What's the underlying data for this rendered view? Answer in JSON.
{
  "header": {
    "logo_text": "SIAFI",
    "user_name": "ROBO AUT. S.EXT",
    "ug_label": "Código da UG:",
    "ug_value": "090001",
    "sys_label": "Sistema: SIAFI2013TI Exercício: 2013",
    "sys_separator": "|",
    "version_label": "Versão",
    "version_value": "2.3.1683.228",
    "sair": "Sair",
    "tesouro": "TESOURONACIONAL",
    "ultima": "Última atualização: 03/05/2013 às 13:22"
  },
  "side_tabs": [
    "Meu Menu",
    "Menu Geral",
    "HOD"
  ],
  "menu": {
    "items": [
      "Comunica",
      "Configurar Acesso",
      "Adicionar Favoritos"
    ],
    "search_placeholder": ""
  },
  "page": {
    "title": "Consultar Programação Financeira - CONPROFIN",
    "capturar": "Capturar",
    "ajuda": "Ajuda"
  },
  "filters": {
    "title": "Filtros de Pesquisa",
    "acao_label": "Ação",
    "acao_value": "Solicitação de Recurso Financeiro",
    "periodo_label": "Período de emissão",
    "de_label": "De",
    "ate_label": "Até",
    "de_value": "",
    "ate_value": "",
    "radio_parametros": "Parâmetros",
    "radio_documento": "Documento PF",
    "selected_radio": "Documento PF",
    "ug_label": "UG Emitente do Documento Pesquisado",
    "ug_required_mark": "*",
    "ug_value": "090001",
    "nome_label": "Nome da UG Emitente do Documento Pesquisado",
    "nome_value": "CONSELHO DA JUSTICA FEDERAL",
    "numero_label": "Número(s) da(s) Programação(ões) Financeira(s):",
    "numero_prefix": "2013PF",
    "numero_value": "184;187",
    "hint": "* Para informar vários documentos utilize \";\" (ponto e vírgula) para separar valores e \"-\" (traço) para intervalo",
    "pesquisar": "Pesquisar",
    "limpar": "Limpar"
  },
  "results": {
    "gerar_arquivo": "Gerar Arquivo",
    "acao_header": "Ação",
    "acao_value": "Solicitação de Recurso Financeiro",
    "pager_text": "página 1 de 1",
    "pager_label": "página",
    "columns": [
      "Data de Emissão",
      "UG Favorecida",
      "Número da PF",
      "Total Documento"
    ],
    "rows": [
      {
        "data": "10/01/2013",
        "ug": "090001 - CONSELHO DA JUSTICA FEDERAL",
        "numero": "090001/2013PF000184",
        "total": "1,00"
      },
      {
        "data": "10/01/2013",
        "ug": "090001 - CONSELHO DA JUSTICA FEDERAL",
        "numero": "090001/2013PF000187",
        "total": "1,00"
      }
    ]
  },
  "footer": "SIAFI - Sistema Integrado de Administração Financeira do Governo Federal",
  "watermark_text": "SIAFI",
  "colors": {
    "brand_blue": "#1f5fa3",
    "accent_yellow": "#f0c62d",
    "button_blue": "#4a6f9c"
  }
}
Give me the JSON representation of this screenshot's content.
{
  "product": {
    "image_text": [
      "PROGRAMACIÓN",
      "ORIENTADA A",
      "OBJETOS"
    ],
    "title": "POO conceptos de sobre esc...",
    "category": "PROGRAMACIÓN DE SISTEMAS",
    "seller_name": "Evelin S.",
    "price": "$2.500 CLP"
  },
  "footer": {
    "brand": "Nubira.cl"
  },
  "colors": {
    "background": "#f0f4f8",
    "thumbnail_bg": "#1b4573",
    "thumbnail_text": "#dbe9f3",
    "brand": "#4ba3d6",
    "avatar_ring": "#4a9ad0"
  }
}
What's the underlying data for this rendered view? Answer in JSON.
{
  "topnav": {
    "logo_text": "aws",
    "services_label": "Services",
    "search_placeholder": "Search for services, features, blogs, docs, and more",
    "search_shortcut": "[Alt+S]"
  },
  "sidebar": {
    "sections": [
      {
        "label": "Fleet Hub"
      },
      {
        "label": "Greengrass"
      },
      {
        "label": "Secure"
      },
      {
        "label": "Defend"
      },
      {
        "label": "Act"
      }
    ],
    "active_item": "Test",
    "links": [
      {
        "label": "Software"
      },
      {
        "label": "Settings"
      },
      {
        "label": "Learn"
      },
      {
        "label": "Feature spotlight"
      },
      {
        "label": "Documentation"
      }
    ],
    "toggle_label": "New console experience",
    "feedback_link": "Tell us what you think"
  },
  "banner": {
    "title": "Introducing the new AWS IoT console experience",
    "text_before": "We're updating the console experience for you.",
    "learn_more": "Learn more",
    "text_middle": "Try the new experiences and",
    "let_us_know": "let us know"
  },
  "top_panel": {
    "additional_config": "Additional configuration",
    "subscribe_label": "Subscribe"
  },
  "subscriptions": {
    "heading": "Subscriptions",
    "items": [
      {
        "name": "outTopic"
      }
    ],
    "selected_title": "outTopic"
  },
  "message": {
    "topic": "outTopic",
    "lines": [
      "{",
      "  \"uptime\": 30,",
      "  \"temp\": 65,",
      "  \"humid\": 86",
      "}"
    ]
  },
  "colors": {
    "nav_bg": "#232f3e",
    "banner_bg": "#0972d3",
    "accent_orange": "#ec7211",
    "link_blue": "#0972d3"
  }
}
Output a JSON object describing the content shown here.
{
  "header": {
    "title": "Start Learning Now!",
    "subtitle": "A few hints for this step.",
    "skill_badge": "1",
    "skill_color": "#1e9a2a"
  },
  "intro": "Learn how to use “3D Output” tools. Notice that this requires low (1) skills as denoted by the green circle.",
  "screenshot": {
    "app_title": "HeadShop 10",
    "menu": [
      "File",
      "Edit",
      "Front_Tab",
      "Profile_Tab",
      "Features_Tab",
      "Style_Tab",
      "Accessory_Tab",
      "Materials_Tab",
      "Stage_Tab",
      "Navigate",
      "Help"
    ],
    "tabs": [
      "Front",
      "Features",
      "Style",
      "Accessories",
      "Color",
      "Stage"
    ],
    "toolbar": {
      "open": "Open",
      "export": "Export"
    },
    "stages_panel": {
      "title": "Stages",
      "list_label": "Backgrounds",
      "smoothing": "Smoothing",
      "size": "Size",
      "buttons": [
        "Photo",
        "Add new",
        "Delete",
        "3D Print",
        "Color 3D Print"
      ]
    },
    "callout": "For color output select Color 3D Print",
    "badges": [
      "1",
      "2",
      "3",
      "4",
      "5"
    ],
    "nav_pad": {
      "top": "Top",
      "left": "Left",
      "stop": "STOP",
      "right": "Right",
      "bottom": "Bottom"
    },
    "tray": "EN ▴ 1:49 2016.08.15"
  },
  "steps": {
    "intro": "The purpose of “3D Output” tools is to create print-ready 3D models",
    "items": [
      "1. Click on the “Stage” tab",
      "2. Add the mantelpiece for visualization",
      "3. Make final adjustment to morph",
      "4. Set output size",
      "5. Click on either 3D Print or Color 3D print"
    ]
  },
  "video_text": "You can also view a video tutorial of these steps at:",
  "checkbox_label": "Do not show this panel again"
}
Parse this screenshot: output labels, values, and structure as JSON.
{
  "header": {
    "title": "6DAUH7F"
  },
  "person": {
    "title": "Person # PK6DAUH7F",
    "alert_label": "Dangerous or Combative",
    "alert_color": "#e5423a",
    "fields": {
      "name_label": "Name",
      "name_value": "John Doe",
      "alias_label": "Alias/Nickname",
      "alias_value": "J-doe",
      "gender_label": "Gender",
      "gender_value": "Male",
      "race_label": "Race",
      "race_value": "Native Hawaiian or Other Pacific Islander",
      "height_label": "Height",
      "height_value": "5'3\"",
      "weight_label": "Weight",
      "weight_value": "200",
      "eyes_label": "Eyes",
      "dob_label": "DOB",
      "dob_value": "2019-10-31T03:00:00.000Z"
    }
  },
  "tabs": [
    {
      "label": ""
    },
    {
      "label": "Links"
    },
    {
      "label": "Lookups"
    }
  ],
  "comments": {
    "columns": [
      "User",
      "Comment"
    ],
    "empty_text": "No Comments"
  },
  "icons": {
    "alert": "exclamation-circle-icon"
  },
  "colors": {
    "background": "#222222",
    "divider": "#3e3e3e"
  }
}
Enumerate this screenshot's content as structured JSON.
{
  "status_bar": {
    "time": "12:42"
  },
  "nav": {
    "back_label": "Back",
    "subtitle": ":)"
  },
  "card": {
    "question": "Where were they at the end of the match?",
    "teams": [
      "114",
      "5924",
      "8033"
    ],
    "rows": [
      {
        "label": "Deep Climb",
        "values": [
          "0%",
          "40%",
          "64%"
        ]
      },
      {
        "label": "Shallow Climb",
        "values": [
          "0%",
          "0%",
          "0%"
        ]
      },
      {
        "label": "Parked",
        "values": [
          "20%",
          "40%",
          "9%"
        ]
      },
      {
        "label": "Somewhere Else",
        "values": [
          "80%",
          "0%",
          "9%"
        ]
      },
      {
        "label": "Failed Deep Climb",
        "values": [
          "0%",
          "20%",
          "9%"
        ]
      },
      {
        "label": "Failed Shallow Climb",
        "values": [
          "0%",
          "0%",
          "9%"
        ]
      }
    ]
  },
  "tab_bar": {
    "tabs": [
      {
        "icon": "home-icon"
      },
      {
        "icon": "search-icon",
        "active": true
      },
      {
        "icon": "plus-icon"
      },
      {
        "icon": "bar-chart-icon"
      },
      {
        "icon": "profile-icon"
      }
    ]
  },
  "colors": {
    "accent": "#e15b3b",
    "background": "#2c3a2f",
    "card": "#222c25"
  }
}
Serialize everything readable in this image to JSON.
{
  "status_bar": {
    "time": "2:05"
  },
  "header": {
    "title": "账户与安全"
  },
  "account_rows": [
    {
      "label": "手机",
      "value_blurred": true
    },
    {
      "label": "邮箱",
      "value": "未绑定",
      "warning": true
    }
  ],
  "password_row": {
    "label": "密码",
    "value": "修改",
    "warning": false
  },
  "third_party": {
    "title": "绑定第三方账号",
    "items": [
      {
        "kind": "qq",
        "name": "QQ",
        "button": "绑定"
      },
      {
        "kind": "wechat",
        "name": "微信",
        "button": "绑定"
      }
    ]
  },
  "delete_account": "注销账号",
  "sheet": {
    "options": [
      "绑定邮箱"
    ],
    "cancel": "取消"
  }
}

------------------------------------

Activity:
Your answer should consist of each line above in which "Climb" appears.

Answer section:
        "label": "Deep Climb",
        "label": "Shallow Climb",
        "label": "Failed Deep Climb",
        "label": "Failed Shallow Climb",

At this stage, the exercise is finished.